[Collection entries]
□ □ □ □
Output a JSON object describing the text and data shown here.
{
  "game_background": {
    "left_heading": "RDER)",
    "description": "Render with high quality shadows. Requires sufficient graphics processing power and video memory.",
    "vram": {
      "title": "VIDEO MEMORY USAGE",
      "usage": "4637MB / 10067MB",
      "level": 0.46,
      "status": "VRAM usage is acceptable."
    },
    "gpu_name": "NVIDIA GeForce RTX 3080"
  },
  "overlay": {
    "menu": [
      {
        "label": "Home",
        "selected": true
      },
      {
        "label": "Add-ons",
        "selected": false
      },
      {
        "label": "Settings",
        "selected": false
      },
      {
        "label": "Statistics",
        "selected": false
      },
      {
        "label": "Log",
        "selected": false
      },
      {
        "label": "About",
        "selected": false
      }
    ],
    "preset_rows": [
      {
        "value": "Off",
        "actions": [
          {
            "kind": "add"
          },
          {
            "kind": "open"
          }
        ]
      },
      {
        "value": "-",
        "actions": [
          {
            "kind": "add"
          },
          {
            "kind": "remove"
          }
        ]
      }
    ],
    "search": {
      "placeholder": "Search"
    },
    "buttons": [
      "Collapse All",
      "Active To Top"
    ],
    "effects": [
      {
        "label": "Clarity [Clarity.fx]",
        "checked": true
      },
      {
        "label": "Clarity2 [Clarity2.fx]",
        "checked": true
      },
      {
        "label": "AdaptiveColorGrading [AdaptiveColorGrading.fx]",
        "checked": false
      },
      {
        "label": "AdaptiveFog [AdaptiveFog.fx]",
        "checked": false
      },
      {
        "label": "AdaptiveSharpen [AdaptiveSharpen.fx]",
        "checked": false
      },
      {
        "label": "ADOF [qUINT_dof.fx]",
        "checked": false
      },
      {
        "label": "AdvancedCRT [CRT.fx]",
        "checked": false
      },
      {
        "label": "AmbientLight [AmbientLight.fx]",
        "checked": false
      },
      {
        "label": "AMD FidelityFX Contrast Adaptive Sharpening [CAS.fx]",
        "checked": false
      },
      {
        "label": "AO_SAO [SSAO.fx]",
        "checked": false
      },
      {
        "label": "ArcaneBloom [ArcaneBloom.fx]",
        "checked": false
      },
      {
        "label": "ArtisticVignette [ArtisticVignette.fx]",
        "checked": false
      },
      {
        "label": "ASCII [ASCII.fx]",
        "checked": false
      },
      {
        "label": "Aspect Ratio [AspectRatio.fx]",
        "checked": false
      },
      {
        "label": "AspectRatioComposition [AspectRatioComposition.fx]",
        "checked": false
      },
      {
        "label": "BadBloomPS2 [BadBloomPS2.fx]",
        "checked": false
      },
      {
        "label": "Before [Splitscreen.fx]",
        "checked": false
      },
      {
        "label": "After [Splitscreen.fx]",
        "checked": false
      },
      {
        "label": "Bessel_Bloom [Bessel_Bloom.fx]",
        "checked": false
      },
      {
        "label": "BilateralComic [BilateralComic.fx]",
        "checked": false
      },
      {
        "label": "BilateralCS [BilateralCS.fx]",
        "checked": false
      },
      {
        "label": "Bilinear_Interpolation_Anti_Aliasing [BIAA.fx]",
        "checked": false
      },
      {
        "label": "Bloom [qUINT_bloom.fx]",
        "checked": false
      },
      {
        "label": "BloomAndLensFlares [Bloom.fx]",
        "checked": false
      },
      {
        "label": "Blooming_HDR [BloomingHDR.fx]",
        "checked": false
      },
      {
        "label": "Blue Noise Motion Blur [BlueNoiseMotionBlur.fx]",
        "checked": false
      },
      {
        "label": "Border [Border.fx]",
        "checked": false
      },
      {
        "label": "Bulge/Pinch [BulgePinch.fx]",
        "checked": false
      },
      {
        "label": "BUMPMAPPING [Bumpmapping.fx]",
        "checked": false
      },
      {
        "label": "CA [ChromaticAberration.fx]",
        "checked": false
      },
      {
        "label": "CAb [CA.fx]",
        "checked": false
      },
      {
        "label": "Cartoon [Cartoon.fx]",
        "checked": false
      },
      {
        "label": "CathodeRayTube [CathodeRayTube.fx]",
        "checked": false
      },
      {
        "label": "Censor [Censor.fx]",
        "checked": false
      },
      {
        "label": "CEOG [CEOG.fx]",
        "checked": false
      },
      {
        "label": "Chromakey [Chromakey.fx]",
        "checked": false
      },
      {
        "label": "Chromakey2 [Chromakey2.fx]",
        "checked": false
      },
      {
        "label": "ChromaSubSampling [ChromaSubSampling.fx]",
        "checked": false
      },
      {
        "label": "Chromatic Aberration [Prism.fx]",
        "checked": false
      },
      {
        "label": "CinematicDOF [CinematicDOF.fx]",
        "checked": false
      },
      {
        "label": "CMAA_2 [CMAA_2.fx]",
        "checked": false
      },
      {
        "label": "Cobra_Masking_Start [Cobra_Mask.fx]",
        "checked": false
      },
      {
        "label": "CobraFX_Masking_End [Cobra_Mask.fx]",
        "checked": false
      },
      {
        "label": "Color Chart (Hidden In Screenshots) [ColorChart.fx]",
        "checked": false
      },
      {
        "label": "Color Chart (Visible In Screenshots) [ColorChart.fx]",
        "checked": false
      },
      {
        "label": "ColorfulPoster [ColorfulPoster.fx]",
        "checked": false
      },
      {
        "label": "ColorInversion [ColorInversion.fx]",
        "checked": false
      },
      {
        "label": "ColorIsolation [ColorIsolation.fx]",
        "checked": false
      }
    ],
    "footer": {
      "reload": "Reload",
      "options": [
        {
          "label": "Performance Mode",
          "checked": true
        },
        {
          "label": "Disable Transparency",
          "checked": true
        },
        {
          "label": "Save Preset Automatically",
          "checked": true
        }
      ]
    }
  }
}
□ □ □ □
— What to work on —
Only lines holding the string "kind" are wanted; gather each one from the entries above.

— Exercise answer —
            "kind": "add"
            "kind": "open"
            "kind": "add"
            "kind": "remove"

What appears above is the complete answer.